***** PROVIDED MATERIAL

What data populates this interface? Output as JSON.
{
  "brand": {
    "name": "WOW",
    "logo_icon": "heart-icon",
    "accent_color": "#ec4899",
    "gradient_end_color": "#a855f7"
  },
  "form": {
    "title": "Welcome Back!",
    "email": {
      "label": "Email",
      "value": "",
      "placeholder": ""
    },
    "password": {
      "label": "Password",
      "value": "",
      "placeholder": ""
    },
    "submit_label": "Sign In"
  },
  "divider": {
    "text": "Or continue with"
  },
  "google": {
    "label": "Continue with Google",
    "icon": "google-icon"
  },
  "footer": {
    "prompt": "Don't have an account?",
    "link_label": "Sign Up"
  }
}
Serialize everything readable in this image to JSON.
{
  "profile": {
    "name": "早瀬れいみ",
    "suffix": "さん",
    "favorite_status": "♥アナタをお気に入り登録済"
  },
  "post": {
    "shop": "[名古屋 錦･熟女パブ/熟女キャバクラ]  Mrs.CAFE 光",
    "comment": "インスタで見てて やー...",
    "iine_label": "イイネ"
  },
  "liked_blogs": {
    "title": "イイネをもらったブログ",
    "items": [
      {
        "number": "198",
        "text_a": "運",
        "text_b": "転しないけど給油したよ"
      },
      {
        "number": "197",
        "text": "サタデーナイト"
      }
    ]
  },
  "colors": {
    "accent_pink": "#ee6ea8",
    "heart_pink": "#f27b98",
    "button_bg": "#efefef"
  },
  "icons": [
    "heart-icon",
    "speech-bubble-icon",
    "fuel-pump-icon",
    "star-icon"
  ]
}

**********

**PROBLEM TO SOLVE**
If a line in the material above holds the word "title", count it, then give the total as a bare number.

**COMPLETED EXERCISE**
2